── INFORMATION GIVEN ──
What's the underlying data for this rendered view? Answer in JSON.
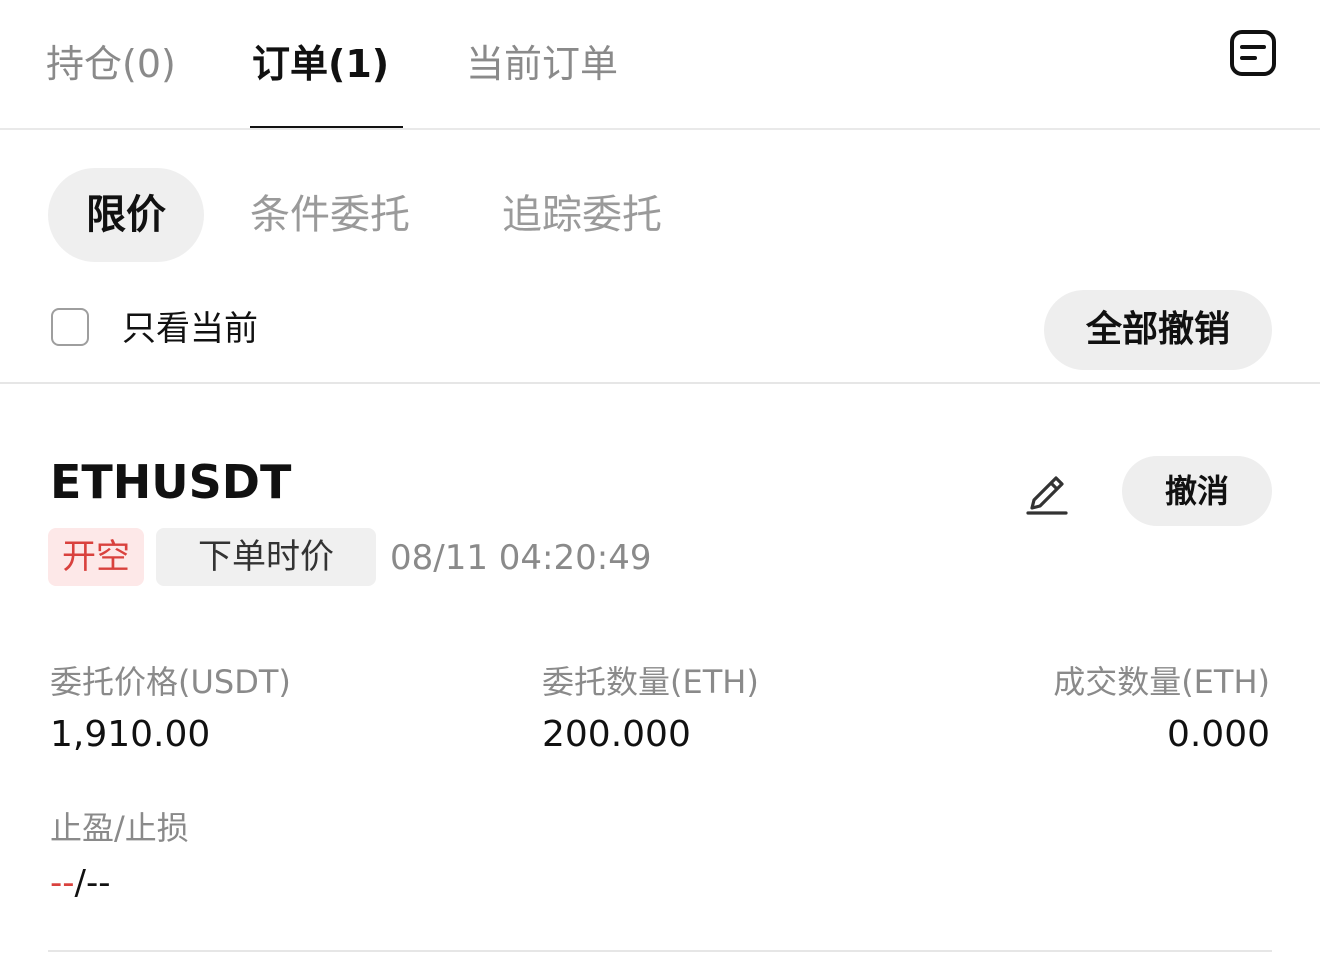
{
  "header": {
    "tabs": [
      {
        "label": "持仓(0)",
        "active": false
      },
      {
        "label": "订单(1)",
        "active": true
      },
      {
        "label": "当前订单",
        "active": false
      }
    ],
    "right_icon": "document-list-icon"
  },
  "order_types": {
    "tabs": [
      {
        "label": "限价",
        "active": true
      },
      {
        "label": "条件委托",
        "active": false
      },
      {
        "label": "追踪委托",
        "active": false
      }
    ]
  },
  "filter": {
    "checkbox_label": "只看当前",
    "checked": false,
    "cancel_all_label": "全部撤销"
  },
  "order": {
    "symbol": "ETHUSDT",
    "side_tag": "开空",
    "type_tag": "下单时价",
    "timestamp": "08/11 04:20:49",
    "edit_icon": "edit-pencil-icon",
    "cancel_label": "撤消",
    "fields": [
      {
        "label": "委托价格(USDT)",
        "value": "1,910.00"
      },
      {
        "label": "委托数量(ETH)",
        "value": "200.000"
      },
      {
        "label": "成交数量(ETH)",
        "value": "0.000"
      }
    ],
    "tp_sl": {
      "label": "止盈/止损",
      "value_part1": "--",
      "value_sep": "/",
      "value_part2": "--"
    }
  },
  "colors": {
    "accent_red": "#d9413d",
    "tag_red_bg": "#fde8e8",
    "muted_text": "#8a8a8a",
    "pill_bg": "#eeeeee"
  }
}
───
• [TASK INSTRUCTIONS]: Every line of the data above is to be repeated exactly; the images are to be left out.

• [RESPONSE TO THIS TASK]:
What's the underlying data for this rendered view? Answer in JSON.
{
  "header": {
    "tabs": [
      {
        "label": "持仓(0)",
        "active": false
      },
      {
        "label": "订单(1)",
        "active": true
      },
      {
        "label": "当前订单",
        "active": false
      }
    ],
    "right_icon": "document-list-icon"
  },
  "order_types": {
    "tabs": [
      {
        "label": "限价",
        "active": true
      },
      {
        "label": "条件委托",
        "active": false
      },
      {
        "label": "追踪委托",
        "active": false
      }
    ]
  },
  "filter": {
    "checkbox_label": "只看当前",
    "checked": false,
    "cancel_all_label": "全部撤销"
  },
  "order": {
    "symbol": "ETHUSDT",
    "side_tag": "开空",
    "type_tag": "下单时价",
    "timestamp": "08/11 04:20:49",
    "edit_icon": "edit-pencil-icon",
    "cancel_label": "撤消",
    "fields": [
      {
        "label": "委托价格(USDT)",
        "value": "1,910.00"
      },
      {
        "label": "委托数量(ETH)",
        "value": "200.000"
      },
      {
        "label": "成交数量(ETH)",
        "value": "0.000"
      }
    ],
    "tp_sl": {
      "label": "止盈/止损",
      "value_part1": "--",
      "value_sep": "/",
      "value_part2": "--"
    }
  },
  "colors": {
    "accent_red": "#d9413d",
    "tag_red_bg": "#fde8e8",
    "muted_text": "#8a8a8a",
    "pill_bg": "#eeeeee"
  }
}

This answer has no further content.